The data »
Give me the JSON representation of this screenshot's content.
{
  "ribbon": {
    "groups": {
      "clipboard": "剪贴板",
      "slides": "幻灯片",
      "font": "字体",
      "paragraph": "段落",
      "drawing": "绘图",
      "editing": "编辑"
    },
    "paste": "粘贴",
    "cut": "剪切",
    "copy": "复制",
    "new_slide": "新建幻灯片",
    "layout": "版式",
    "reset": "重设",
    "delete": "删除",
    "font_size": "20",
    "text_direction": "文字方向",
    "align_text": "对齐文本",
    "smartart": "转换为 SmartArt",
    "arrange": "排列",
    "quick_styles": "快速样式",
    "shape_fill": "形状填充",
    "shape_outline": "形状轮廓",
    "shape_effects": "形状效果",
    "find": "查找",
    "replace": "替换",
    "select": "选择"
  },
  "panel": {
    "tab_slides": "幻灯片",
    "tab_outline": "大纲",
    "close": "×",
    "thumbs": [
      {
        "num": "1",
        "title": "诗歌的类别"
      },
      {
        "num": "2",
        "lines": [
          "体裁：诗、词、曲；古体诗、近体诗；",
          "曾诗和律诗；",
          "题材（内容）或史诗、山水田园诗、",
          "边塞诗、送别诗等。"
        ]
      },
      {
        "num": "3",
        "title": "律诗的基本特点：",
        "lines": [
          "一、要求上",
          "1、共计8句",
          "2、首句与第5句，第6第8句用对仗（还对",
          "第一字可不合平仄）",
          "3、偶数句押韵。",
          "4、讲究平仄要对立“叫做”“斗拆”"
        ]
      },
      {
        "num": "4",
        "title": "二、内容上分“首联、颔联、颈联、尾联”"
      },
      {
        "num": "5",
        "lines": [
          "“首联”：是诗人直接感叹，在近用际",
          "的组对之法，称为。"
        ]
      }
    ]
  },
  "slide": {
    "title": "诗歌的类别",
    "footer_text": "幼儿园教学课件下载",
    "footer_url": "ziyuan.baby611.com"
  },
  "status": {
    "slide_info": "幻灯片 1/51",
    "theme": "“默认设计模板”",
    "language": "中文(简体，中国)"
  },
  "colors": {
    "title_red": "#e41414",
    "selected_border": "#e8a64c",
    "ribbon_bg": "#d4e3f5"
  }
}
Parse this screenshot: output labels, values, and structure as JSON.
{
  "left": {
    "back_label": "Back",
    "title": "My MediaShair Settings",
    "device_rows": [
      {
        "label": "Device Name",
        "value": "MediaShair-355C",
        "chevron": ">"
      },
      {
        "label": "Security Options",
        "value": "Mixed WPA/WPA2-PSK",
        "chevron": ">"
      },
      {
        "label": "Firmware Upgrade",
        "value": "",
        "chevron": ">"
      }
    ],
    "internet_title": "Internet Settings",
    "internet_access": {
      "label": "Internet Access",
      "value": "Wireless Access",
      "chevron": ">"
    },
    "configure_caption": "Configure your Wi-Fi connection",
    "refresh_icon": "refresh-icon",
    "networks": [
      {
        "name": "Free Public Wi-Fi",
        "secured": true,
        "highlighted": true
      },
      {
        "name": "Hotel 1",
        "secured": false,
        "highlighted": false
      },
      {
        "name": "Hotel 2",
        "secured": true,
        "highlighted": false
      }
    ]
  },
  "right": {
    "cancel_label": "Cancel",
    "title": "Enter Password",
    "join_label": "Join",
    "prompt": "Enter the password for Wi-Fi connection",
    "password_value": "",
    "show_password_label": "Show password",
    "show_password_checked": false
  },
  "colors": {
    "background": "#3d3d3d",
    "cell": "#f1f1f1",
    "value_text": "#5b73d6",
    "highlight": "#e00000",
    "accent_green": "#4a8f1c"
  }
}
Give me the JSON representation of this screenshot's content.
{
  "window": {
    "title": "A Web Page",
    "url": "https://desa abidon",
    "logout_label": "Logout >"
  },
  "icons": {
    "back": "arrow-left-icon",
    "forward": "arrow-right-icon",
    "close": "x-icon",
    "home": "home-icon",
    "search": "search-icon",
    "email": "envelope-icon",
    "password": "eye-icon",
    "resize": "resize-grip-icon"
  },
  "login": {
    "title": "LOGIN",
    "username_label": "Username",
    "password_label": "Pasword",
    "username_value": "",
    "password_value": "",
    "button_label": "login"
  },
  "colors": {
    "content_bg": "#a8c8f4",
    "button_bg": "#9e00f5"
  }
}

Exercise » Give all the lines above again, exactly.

Result below »
Give me the JSON representation of this screenshot's content.
{
  "ribbon": {
    "groups": {
      "clipboard": "剪贴板",
      "slides": "幻灯片",
      "font": "字体",
      "paragraph": "段落",
      "drawing": "绘图",
      "editing": "编辑"
    },
    "paste": "粘贴",
    "cut": "剪切",
    "copy": "复制",
    "new_slide": "新建幻灯片",
    "layout": "版式",
    "reset": "重设",
    "delete": "删除",
    "font_size": "20",
    "text_direction": "文字方向",
    "align_text": "对齐文本",
    "smartart": "转换为 SmartArt",
    "arrange": "排列",
    "quick_styles": "快速样式",
    "shape_fill": "形状填充",
    "shape_outline": "形状轮廓",
    "shape_effects": "形状效果",
    "find": "查找",
    "replace": "替换",
    "select": "选择"
  },
  "panel": {
    "tab_slides": "幻灯片",
    "tab_outline": "大纲",
    "close": "×",
    "thumbs": [
      {
        "num": "1",
        "title": "诗歌的类别"
      },
      {
        "num": "2",
        "lines": [
          "体裁：诗、词、曲；古体诗、近体诗；",
          "曾诗和律诗；",
          "题材（内容）或史诗、山水田园诗、",
          "边塞诗、送别诗等。"
        ]
      },
      {
        "num": "3",
        "title": "律诗的基本特点：",
        "lines": [
          "一、要求上",
          "1、共计8句",
          "2、首句与第5句，第6第8句用对仗（还对",
          "第一字可不合平仄）",
          "3、偶数句押韵。",
          "4、讲究平仄要对立“叫做”“斗拆”"
        ]
      },
      {
        "num": "4",
        "title": "二、内容上分“首联、颔联、颈联、尾联”"
      },
      {
        "num": "5",
        "lines": [
          "“首联”：是诗人直接感叹，在近用际",
          "的组对之法，称为。"
        ]
      }
    ]
  },
  "slide": {
    "title": "诗歌的类别",
    "footer_text": "幼儿园教学课件下载",
    "footer_url": "ziyuan.baby611.com"
  },
  "status": {
    "slide_info": "幻灯片 1/51",
    "theme": "“默认设计模板”",
    "language": "中文(简体，中国)"
  },
  "colors": {
    "title_red": "#e41414",
    "selected_border": "#e8a64c",
    "ribbon_bg": "#d4e3f5"
  }
}
Parse this screenshot: output labels, values, and structure as JSON.
{
  "left": {
    "back_label": "Back",
    "title": "My MediaShair Settings",
    "device_rows": [
      {
        "label": "Device Name",
        "value": "MediaShair-355C",
        "chevron": ">"
      },
      {
        "label": "Security Options",
        "value": "Mixed WPA/WPA2-PSK",
        "chevron": ">"
      },
      {
        "label": "Firmware Upgrade",
        "value": "",
        "chevron": ">"
      }
    ],
    "internet_title": "Internet Settings",
    "internet_access": {
      "label": "Internet Access",
      "value": "Wireless Access",
      "chevron": ">"
    },
    "configure_caption": "Configure your Wi-Fi connection",
    "refresh_icon": "refresh-icon",
    "networks": [
      {
        "name": "Free Public Wi-Fi",
        "secured": true,
        "highlighted": true
      },
      {
        "name": "Hotel 1",
        "secured": false,
        "highlighted": false
      },
      {
        "name": "Hotel 2",
        "secured": true,
        "highlighted": false
      }
    ]
  },
  "right": {
    "cancel_label": "Cancel",
    "title": "Enter Password",
    "join_label": "Join",
    "prompt": "Enter the password for Wi-Fi connection",
    "password_value": "",
    "show_password_label": "Show password",
    "show_password_checked": false
  },
  "colors": {
    "background": "#3d3d3d",
    "cell": "#f1f1f1",
    "value_text": "#5b73d6",
    "highlight": "#e00000",
    "accent_green": "#4a8f1c"
  }
}
Give me the JSON representation of this screenshot's content.
{
  "window": {
    "title": "A Web Page",
    "url": "https://desa abidon",
    "logout_label": "Logout >"
  },
  "icons": {
    "back": "arrow-left-icon",
    "forward": "arrow-right-icon",
    "close": "x-icon",
    "home": "home-icon",
    "search": "search-icon",
    "email": "envelope-icon",
    "password": "eye-icon",
    "resize": "resize-grip-icon"
  },
  "login": {
    "title": "LOGIN",
    "username_label": "Username",
    "password_label": "Pasword",
    "username_value": "",
    "password_value": "",
    "button_label": "login"
  },
  "colors": {
    "content_bg": "#a8c8f4",
    "button_bg": "#9e00f5"
  }
}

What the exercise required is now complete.